Property investors may be missing out on other, more lucrative sectors

Kiwis are still buying millions in property as an investment, but experts say that other sectors have actually performed better than even Auckland's housing market.

Newly-released figures show real estate loans make up 87 per cent of total individual debt for Kiwis.

Economist Shamubeel Eaqub says people still seem to prefer a solid asset over something they can't physically see.

"There's a lot of uncertainty around what a sharemarket is, because a proportional ownership in lots of different businesses that feels quite removed from owning the security of a physical object like a house," he said.

"You can touch it, you can feel it, it's something that you know and you can live in.

"More often than not we don't have any debt against our share purchases, but for houses we can take out big mortgages and the equity gains for the home owner is in fact much bigger than what we see in sharemarkets."

Median house prices in our main cities have shot up recently, but the stock market is having an excellent run as well, according to Jeremy Hanlon of

"The NZX50 has actually outperformed the housing market in Auckland by around 50 per cent," he said.

"Just like for like, putting your money in to the sharemarket has paid off better. It's that leverage that sort of changes the game.

"You just look at the performance of other investment opportunities and it just makes you wonder if everyone is making a level-headed decision."

Mr Eaqub also had a warning for those who could not see past the allure of property investments.

"There is no one-way bet when it comes to asset prices going up or down."

“Like for like [investing in] the sharemarket has paid off better” than the Auckland property market, says’s Jeremy O’Hanlon. Source: 1 NEWS

Tobacco smuggled out of Wellington factory sold on social media

Police are warning they'll come down hard on people buying and selling stolen tobacco products after much of a haul worth hundreds of thousands of dollars was sold on social media.

Two staff members have admitted stealing around $120,000 worth of products each from a Wellington tobacco factory. Source: 1 NEWS

The warning comes as violent robberies increase and fuel the tobacco black market. 

"It's an offense if you buy stolen products. Like, if a deal is too good to be true, it is too good to be true," said Inspector Bronwyn Marshall of Wellington Police. 

The product usually ends up overseas, but in a case that's seen four men in the Hutt Valley District Court, most of the stolen goods were sold locally on social media. 

Workers at the Imperial Tobacco factory in Petone have admitted stealing tobacco products.

The tobacco wasn't taken in a robbery, but in an inside job by 10 staff members and an associate. 

Yesterday, four of those 10 appeared in court.

Two staff members have admitted stealing around $120,000 worth of products each.

"CCTV footage shows the defendants working together to remove a large number of sports bags full of tobacco products from the site," a police officer told the court.

Three workers were caught on CCTV smuggling the tobacco out in black bags.

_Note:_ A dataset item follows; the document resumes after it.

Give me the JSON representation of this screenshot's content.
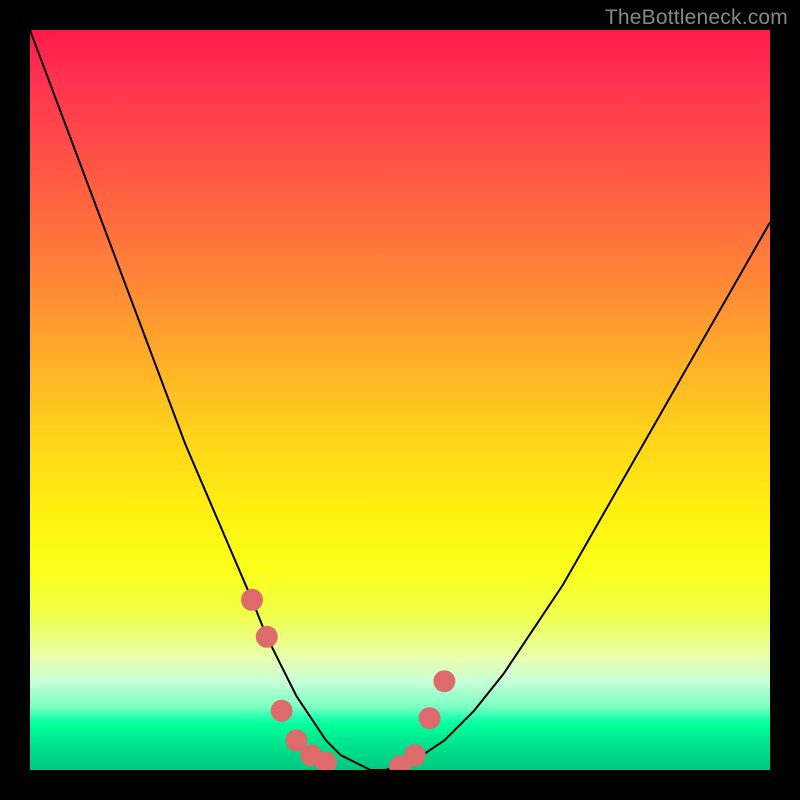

One was seen making inserts into bags and hallowing out a loaf of bread to hide the product.

Another is a security guard who helped get the product out of the factory.

The Imperial Tobacco factory has been labelled a good employer in the past and jobs there are sought after.

Those who appeared yesterday will be sentenced in November.

Two other members of the group, including another security guard, have name suppression. 


Horowhenua's new mayor refuses to enter 'cracked' council building

Horowhenua's incoming mayor is off to a shaky start, refusing to enter the council building.

Michael Feyen believes the Horowhenua District Council building is unsafe and could be an earthquake risk.

"It's a health and safety issue as far as I'm concerned," Mr Feyen told 1 NEWS.

The mayor-elect first raised concerns about the council building a-year-and-a half ago, when he filmed footage in the basement. 

In that footage, he pointed out "definite cracks" in the floor and said, "the building is obviously dropping on one side". 

He called for an independent structural assessment to be done to prove it's not an earthquake risk. 

"One would expect if you have those concerns, express it to a CEO and they would look at it. But it just hasn't happened," Mr Feyen said today. 

The council's chief executive, David Clapperton, says two reports have already been done, both indicating the building is safe. 

"I've given assurance on a number of occasions that this building is safe and sound. My position has not changed because the mayor elect has an opinion on the structural integrity," Mr Clapperton said. 

With Mr Feyen refusing to enter the building, his swearing in and possibly even the first council meeting have been moved to the local library.

However, it's now known that was also a project by the same company behind the council buildings.

The company has also rejected the claims, saying they are confident in the engineering work on the building. 

Mr Feyen said: "If the structural engineers say 'well, you definitely had a right to give us a call but we think it'll be all right, or this and that needs doing' so be it. I stand by that"

The decision on whether another report is done will be made by the council. 

Michael Feyen just wants an answer so he can get into the building and get on with the job. 

Michael Feyen believes there is an earthquake risk but the council’s CEO has brushed aside his concerns, reassuring staff. Source: 1 NEWS